--- About this task ---
Exactly as written, reproduce all of the entries.

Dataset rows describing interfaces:
====
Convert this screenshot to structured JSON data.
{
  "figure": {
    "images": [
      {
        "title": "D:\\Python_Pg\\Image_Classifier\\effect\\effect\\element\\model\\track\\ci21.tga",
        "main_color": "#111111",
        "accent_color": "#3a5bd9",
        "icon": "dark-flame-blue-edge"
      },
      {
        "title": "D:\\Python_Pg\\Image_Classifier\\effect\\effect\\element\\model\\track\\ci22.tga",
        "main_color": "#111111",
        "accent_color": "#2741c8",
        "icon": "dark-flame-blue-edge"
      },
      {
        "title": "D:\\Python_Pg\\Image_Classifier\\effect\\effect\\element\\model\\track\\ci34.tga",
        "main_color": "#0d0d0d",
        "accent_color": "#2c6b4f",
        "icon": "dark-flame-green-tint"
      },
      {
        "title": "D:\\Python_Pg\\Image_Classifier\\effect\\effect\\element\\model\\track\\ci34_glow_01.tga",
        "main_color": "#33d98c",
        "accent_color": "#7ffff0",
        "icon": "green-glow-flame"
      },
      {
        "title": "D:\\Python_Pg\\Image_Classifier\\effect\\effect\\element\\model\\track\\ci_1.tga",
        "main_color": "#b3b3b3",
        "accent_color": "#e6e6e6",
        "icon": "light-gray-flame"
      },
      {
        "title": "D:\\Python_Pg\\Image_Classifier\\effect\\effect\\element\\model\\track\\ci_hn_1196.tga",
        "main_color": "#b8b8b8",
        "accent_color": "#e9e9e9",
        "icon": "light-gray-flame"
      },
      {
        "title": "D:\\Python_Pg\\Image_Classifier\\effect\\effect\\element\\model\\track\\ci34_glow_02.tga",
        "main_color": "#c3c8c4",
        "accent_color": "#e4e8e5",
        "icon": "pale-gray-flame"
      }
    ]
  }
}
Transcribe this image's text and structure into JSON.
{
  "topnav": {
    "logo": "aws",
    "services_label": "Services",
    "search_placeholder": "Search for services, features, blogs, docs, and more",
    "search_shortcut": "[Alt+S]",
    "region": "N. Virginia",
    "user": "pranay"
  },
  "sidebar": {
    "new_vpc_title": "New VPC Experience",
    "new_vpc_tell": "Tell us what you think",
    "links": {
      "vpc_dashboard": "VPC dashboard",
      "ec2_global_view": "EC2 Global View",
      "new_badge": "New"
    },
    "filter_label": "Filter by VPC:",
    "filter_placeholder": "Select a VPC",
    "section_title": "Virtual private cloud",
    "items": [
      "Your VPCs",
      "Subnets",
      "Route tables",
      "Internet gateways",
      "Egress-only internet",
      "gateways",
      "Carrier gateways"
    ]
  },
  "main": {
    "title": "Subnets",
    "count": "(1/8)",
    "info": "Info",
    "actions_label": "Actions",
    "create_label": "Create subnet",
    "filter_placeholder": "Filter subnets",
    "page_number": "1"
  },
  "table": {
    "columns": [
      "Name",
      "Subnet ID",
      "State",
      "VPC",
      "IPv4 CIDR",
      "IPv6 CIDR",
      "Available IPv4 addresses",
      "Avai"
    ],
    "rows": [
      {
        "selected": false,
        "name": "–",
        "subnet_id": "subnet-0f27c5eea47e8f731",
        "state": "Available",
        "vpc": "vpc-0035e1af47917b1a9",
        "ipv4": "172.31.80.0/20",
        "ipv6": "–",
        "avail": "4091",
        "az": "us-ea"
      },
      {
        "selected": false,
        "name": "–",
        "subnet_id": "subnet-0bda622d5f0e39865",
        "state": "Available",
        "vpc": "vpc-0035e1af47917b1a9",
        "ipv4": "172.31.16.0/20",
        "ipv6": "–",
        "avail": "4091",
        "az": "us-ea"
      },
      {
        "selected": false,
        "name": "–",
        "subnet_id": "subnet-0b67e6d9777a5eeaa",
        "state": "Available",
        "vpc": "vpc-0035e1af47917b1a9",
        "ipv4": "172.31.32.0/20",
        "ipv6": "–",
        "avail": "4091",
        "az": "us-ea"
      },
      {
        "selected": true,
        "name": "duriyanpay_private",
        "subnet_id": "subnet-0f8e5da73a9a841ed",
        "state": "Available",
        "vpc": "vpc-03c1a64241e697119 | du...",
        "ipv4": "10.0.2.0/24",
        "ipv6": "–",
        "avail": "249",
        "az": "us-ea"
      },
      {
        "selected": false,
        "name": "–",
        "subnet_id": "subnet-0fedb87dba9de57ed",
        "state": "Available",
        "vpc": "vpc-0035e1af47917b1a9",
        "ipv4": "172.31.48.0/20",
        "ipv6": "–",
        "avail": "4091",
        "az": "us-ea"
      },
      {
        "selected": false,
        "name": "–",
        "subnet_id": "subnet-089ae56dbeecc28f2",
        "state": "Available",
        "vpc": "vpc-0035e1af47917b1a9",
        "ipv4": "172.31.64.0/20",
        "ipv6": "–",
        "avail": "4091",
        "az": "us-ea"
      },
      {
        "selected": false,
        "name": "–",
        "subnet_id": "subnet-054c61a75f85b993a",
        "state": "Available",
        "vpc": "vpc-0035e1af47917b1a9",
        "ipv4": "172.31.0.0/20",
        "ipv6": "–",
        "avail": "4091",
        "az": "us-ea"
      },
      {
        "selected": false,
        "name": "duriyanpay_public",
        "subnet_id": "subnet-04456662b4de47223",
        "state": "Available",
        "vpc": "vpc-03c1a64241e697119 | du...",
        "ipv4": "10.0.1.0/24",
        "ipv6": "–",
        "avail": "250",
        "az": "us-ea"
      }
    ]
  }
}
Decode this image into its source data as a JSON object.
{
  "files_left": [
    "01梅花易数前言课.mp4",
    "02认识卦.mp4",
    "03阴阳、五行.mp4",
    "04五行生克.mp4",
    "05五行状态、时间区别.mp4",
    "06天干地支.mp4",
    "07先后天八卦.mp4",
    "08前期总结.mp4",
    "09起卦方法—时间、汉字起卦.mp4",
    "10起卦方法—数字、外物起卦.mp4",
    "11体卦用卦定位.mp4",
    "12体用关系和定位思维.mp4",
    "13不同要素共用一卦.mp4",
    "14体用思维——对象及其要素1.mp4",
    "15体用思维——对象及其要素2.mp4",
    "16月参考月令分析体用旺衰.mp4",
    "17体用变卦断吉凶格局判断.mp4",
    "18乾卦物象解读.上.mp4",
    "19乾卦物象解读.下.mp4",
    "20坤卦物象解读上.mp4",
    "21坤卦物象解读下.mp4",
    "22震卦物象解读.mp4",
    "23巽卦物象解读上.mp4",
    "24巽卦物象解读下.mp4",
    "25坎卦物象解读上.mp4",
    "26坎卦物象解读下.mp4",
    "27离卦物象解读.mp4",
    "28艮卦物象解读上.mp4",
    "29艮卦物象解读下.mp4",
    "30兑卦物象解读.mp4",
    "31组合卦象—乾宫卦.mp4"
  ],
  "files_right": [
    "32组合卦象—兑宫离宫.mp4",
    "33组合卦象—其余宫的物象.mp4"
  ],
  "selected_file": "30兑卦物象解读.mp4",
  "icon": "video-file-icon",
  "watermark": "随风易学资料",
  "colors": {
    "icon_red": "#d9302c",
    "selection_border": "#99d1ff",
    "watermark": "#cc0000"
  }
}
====
--- Solution below ---
Convert this screenshot to structured JSON data.
{
  "figure": {
    "images": [
      {
        "title": "D:\\Python_Pg\\Image_Classifier\\effect\\effect\\element\\model\\track\\ci21.tga",
        "main_color": "#111111",
        "accent_color": "#3a5bd9",
        "icon": "dark-flame-blue-edge"
      },
      {
        "title": "D:\\Python_Pg\\Image_Classifier\\effect\\effect\\element\\model\\track\\ci22.tga",
        "main_color": "#111111",
        "accent_color": "#2741c8",
        "icon": "dark-flame-blue-edge"
      },
      {
        "title": "D:\\Python_Pg\\Image_Classifier\\effect\\effect\\element\\model\\track\\ci34.tga",
        "main_color": "#0d0d0d",
        "accent_color": "#2c6b4f",
        "icon": "dark-flame-green-tint"
      },
      {
        "title": "D:\\Python_Pg\\Image_Classifier\\effect\\effect\\element\\model\\track\\ci34_glow_01.tga",
        "main_color": "#33d98c",
        "accent_color": "#7ffff0",
        "icon": "green-glow-flame"
      },
      {
        "title": "D:\\Python_Pg\\Image_Classifier\\effect\\effect\\element\\model\\track\\ci_1.tga",
        "main_color": "#b3b3b3",
        "accent_color": "#e6e6e6",
        "icon": "light-gray-flame"
      },
      {
        "title": "D:\\Python_Pg\\Image_Classifier\\effect\\effect\\element\\model\\track\\ci_hn_1196.tga",
        "main_color": "#b8b8b8",
        "accent_color": "#e9e9e9",
        "icon": "light-gray-flame"
      },
      {
        "title": "D:\\Python_Pg\\Image_Classifier\\effect\\effect\\element\\model\\track\\ci34_glow_02.tga",
        "main_color": "#c3c8c4",
        "accent_color": "#e4e8e5",
        "icon": "pale-gray-flame"
      }
    ]
  }
}
Transcribe this image's text and structure into JSON.
{
  "topnav": {
    "logo": "aws",
    "services_label": "Services",
    "search_placeholder": "Search for services, features, blogs, docs, and more",
    "search_shortcut": "[Alt+S]",
    "region": "N. Virginia",
    "user": "pranay"
  },
  "sidebar": {
    "new_vpc_title": "New VPC Experience",
    "new_vpc_tell": "Tell us what you think",
    "links": {
      "vpc_dashboard": "VPC dashboard",
      "ec2_global_view": "EC2 Global View",
      "new_badge": "New"
    },
    "filter_label": "Filter by VPC:",
    "filter_placeholder": "Select a VPC",
    "section_title": "Virtual private cloud",
    "items": [
      "Your VPCs",
      "Subnets",
      "Route tables",
      "Internet gateways",
      "Egress-only internet",
      "gateways",
      "Carrier gateways"
    ]
  },
  "main": {
    "title": "Subnets",
    "count": "(1/8)",
    "info": "Info",
    "actions_label": "Actions",
    "create_label": "Create subnet",
    "filter_placeholder": "Filter subnets",
    "page_number": "1"
  },
  "table": {
    "columns": [
      "Name",
      "Subnet ID",
      "State",
      "VPC",
      "IPv4 CIDR",
      "IPv6 CIDR",
      "Available IPv4 addresses",
      "Avai"
    ],
    "rows": [
      {
        "selected": false,
        "name": "–",
        "subnet_id": "subnet-0f27c5eea47e8f731",
        "state": "Available",
        "vpc": "vpc-0035e1af47917b1a9",
        "ipv4": "172.31.80.0/20",
        "ipv6": "–",
        "avail": "4091",
        "az": "us-ea"
      },
      {
        "selected": false,
        "name": "–",
        "subnet_id": "subnet-0bda622d5f0e39865",
        "state": "Available",
        "vpc": "vpc-0035e1af47917b1a9",
        "ipv4": "172.31.16.0/20",
        "ipv6": "–",
        "avail": "4091",
        "az": "us-ea"
      },
      {
        "selected": false,
        "name": "–",
        "subnet_id": "subnet-0b67e6d9777a5eeaa",
        "state": "Available",
        "vpc": "vpc-0035e1af47917b1a9",
        "ipv4": "172.31.32.0/20",
        "ipv6": "–",
        "avail": "4091",
        "az": "us-ea"
      },
      {
        "selected": true,
        "name": "duriyanpay_private",
        "subnet_id": "subnet-0f8e5da73a9a841ed",
        "state": "Available",
        "vpc": "vpc-03c1a64241e697119 | du...",
        "ipv4": "10.0.2.0/24",
        "ipv6": "–",
        "avail": "249",
        "az": "us-ea"
      },
      {
        "selected": false,
        "name": "–",
        "subnet_id": "subnet-0fedb87dba9de57ed",
        "state": "Available",
        "vpc": "vpc-0035e1af47917b1a9",
        "ipv4": "172.31.48.0/20",
        "ipv6": "–",
        "avail": "4091",
        "az": "us-ea"
      },
      {
        "selected": false,
        "name": "–",
        "subnet_id": "subnet-089ae56dbeecc28f2",
        "state": "Available",
        "vpc": "vpc-0035e1af47917b1a9",
        "ipv4": "172.31.64.0/20",
        "ipv6": "–",
        "avail": "4091",
        "az": "us-ea"
      },
      {
        "selected": false,
        "name": "–",
        "subnet_id": "subnet-054c61a75f85b993a",
        "state": "Available",
        "vpc": "vpc-0035e1af47917b1a9",
        "ipv4": "172.31.0.0/20",
        "ipv6": "–",
        "avail": "4091",
        "az": "us-ea"
      },
      {
        "selected": false,
        "name": "duriyanpay_public",
        "subnet_id": "subnet-04456662b4de47223",
        "state": "Available",
        "vpc": "vpc-03c1a64241e697119 | du...",
        "ipv4": "10.0.1.0/24",
        "ipv6": "–",
        "avail": "250",
        "az": "us-ea"
      }
    ]
  }
}
Decode this image into its source data as a JSON object.
{
  "files_left": [
    "01梅花易数前言课.mp4",
    "02认识卦.mp4",
    "03阴阳、五行.mp4",
    "04五行生克.mp4",
    "05五行状态、时间区别.mp4",
    "06天干地支.mp4",
    "07先后天八卦.mp4",
    "08前期总结.mp4",
    "09起卦方法—时间、汉字起卦.mp4",
    "10起卦方法—数字、外物起卦.mp4",
    "11体卦用卦定位.mp4",
    "12体用关系和定位思维.mp4",
    "13不同要素共用一卦.mp4",
    "14体用思维——对象及其要素1.mp4",
    "15体用思维——对象及其要素2.mp4",
    "16月参考月令分析体用旺衰.mp4",
    "17体用变卦断吉凶格局判断.mp4",
    "18乾卦物象解读.上.mp4",
    "19乾卦物象解读.下.mp4",
    "20坤卦物象解读上.mp4",
    "21坤卦物象解读下.mp4",
    "22震卦物象解读.mp4",
    "23巽卦物象解读上.mp4",
    "24巽卦物象解读下.mp4",
    "25坎卦物象解读上.mp4",
    "26坎卦物象解读下.mp4",
    "27离卦物象解读.mp4",
    "28艮卦物象解读上.mp4",
    "29艮卦物象解读下.mp4",
    "30兑卦物象解读.mp4",
    "31组合卦象—乾宫卦.mp4"
  ],
  "files_right": [
    "32组合卦象—兑宫离宫.mp4",
    "33组合卦象—其余宫的物象.mp4"
  ],
  "selected_file": "30兑卦物象解读.mp4",
  "icon": "video-file-icon",
  "watermark": "随风易学资料",
  "colors": {
    "icon_red": "#d9302c",
    "selection_border": "#99d1ff",
    "watermark": "#cc0000"
  }
}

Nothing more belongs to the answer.